  • These are great ideas. Thanks for pointing out the issue about the collar, I definitely don't like the idea of causing the dog any physical harm and it doesn't seem to deter him from pulling at all. I especially like the idea of the harness and I think its a great solution both sort and long term which I'll share with my landlady when she returns.
    – MyNameisTK
    Commented Jul 29, 2017 at 3:22

Give the dog less leash.

The dog needs to understand that it is following your lead when on the leash. Imagine that there's a line that runs from side to side in line with your body - when you walk forward, the line moves with you, and when you turn, it turns. Think of it as lining up with your shoulders or your hips.
Whenever the dog is on the leash, only give it enough length for its head to barely cross this line; don't allow it to pass forward of this line any farther than its ears. Its shoulders and most of its body should be behind you at all times. (Yes, this may require you to hold the leash at a somewhat awkward angle.
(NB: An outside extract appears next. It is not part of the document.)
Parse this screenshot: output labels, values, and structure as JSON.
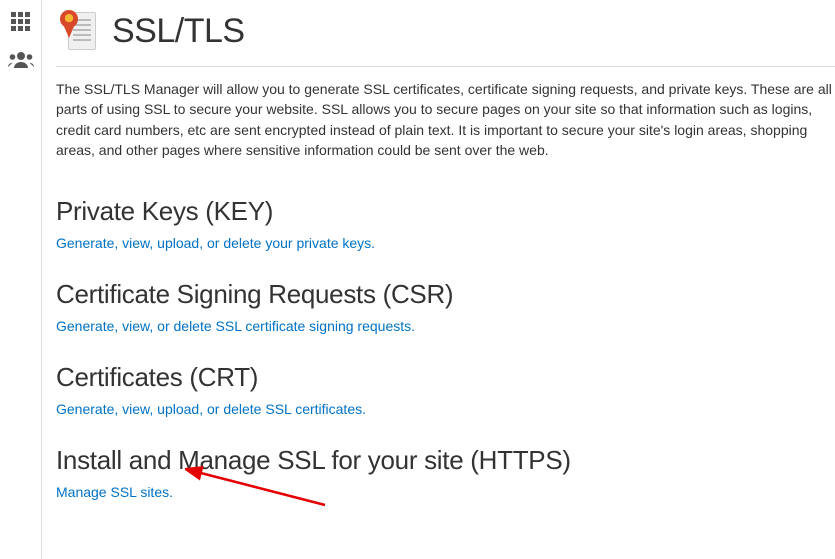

You might need to use your off hand to hold the anchor loop, and possibly cross that arm in front of yourself depending on the length, and then use your dominant hand to hold the middle of the leash just behind your hip.) Start this before you're even outside.

Here's how that might look initially, before the dog learns to stop pulling on the leash:
Woman holding a leash to short length with a dog pulling
(source: drsophiayin.com)
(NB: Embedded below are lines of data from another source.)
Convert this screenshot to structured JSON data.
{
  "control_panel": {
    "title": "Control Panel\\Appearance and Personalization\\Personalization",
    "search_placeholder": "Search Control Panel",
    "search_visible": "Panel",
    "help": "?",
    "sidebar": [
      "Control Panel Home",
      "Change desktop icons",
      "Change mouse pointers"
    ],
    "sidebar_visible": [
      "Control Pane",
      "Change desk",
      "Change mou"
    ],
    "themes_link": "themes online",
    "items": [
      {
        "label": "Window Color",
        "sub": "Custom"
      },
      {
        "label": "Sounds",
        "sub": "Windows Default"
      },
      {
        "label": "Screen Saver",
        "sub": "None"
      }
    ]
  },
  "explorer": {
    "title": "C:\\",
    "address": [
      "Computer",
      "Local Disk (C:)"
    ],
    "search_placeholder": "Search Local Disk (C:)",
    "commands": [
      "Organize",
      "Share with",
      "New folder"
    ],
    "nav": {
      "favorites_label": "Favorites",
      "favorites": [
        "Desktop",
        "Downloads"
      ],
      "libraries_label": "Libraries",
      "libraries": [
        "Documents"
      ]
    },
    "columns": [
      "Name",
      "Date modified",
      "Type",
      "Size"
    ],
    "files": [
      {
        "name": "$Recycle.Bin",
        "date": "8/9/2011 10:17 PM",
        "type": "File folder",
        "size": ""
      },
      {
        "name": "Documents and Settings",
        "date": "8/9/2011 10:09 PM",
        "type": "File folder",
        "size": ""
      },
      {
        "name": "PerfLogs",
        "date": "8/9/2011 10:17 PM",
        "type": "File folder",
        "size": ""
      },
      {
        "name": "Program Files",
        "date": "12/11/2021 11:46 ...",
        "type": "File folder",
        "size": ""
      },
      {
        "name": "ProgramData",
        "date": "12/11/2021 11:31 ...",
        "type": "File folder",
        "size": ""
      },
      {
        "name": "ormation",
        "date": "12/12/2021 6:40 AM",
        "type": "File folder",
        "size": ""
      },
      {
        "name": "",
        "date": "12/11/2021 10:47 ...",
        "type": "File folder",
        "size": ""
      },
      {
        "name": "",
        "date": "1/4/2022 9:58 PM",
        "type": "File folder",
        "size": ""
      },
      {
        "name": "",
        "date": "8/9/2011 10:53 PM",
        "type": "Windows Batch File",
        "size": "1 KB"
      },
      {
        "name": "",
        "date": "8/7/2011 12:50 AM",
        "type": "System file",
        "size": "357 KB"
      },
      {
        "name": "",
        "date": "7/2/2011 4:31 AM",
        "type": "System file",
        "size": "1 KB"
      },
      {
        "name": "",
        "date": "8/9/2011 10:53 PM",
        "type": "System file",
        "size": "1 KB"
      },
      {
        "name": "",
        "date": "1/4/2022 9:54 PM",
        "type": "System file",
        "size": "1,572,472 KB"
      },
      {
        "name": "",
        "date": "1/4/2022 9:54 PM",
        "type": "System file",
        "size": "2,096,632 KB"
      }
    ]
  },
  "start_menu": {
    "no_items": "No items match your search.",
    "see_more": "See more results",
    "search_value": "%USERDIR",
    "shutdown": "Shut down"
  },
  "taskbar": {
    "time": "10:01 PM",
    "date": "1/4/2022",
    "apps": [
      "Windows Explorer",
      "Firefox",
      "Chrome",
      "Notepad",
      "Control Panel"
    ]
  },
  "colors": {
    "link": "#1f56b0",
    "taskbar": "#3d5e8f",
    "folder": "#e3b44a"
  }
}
And here's how it should look once the dog figures out what you expect:
Woman holding a leash to short length with well-trained dog

When the dog understands that it isn't allowed to walk ahead of you, it will start to recognize you as the leader in where to walk, which should help to reduce its inclination to dash after other animals.

You might think this wouldn't be applicable for a dog you're only watching for 2 weeks, but I can tell you from personal experience that it will:
I adopted an adult dog from a rescue who was completely untrained aside from being housebroken, but after just ten minutes of using this technique on a single walk, he had already figured it out and was walking alongside me with a slack leash.

And if the dog winds up getting in front of you anyway, due to its strength and speed, don't pull straight back on the leash, this will only result in it pulling harder. Instead, pull to the side. This will put the dog off-balance, and cause it to naturally turn towards you, reinforcing the idea that it should be looking to you to know what to do, rather than it leading you around.

  • I am not sure if I fully understood how you want to wrap that leash, but wrapping any leash connecting a strong, badly trained dog with a small person seems to be asking for injuries! Also, holding the leash like that, I am unsure one could hold it with any kind of strength. The idea is the right one (highly dominance-based, but this IS a short-term arrangement, so go for it if it works, you won't hurt the dog!), but I wonder how to handle this physically!
    – Layna
    Commented Jul 28, 2017 at 13:12
  • @Layna I've added images showing a couple of examples of what I mean. I also adjusted the wording slightly, so that it's more clearly written in the context of a simple leash. If you're using a retractable leash instead, obviously there's no anchor loop, so you'd have to hold the chassis as normal for that type of leash. Commented Jul 28, 2017 at 13:55
  • Also, here's a close-up example: pbcdallas.com/wp-content/uploads/DSC002521-1024x768.jpg Commented Jul 28, 2017 at 14:06

Your Answer

By clicking “Post Your Answer”, you agree to our terms of service and acknowledge you have read our privacy policy.

Not the answer you're looking for? Browse other questions tagged or ask your own question.